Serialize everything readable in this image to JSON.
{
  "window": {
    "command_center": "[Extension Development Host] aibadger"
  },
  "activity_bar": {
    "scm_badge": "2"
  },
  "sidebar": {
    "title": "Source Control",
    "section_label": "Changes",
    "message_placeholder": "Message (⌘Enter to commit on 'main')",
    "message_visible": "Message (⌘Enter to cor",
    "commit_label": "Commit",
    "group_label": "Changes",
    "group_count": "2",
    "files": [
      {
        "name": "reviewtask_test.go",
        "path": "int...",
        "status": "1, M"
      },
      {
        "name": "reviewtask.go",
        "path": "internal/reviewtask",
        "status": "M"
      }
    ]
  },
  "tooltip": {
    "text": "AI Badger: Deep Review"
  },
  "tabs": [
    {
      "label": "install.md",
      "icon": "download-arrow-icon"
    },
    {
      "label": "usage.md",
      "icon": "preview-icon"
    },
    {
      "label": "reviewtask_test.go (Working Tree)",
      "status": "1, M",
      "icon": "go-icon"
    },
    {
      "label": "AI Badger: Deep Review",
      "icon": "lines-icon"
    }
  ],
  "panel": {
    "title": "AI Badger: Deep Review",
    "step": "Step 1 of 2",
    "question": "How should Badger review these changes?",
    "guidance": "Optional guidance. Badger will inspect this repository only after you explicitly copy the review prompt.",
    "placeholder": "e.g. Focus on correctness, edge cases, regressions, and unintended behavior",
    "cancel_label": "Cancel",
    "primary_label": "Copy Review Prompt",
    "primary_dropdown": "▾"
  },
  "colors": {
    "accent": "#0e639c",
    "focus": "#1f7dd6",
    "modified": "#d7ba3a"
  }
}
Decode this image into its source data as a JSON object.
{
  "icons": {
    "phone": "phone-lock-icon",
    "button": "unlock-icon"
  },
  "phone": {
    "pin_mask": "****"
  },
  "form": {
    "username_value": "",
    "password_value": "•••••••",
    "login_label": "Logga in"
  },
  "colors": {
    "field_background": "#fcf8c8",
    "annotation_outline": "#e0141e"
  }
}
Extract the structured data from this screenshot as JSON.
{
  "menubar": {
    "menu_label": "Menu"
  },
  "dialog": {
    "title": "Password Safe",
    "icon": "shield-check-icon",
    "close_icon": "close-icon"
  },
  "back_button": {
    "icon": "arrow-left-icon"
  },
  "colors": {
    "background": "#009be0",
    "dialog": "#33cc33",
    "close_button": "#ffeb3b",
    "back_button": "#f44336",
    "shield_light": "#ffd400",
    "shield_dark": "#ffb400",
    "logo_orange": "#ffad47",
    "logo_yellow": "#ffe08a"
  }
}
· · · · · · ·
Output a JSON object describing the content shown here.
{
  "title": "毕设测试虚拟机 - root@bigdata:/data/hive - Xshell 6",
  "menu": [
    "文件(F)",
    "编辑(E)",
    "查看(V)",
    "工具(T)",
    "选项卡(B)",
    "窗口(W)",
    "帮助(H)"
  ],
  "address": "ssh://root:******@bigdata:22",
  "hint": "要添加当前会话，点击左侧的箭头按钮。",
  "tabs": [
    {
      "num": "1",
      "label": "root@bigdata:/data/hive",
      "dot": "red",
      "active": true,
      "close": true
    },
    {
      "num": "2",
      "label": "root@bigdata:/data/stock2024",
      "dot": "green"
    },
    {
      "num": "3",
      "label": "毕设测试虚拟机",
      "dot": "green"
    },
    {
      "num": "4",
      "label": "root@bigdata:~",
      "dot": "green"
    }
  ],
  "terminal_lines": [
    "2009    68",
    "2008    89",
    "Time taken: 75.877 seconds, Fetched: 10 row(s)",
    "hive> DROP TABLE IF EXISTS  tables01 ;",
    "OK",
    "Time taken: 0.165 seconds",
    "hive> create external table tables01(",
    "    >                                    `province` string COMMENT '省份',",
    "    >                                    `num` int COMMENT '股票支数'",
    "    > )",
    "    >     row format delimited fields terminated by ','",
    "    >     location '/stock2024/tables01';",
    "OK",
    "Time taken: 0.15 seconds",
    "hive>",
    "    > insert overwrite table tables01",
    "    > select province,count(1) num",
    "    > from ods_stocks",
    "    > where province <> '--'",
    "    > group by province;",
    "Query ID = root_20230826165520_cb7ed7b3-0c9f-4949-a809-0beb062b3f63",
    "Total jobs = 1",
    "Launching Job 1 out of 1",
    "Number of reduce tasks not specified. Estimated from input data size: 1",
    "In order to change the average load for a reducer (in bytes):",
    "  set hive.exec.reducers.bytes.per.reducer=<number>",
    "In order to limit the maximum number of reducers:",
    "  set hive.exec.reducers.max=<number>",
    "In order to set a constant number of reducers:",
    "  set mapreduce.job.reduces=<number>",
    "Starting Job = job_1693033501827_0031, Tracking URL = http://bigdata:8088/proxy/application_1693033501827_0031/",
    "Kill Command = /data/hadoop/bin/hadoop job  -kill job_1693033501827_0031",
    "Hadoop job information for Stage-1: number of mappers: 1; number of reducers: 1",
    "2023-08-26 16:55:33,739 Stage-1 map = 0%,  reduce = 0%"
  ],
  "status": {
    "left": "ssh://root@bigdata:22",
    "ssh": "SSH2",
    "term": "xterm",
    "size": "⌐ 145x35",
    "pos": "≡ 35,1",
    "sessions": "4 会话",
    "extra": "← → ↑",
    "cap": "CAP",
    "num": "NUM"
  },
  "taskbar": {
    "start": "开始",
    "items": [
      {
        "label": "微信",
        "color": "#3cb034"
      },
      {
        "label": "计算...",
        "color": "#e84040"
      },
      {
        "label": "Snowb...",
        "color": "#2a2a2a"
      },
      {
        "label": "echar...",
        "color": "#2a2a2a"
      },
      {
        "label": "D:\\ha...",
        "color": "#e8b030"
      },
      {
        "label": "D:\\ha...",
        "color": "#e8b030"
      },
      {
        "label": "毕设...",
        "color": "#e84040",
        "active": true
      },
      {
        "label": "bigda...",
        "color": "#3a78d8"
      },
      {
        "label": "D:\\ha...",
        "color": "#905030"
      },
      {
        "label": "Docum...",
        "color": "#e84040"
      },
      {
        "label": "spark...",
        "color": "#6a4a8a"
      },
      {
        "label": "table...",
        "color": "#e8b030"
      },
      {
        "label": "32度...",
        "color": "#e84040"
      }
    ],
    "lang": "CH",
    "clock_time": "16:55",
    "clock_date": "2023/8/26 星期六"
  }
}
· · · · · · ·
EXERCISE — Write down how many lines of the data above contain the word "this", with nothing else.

ANSWER TO THE PROBLEM — 4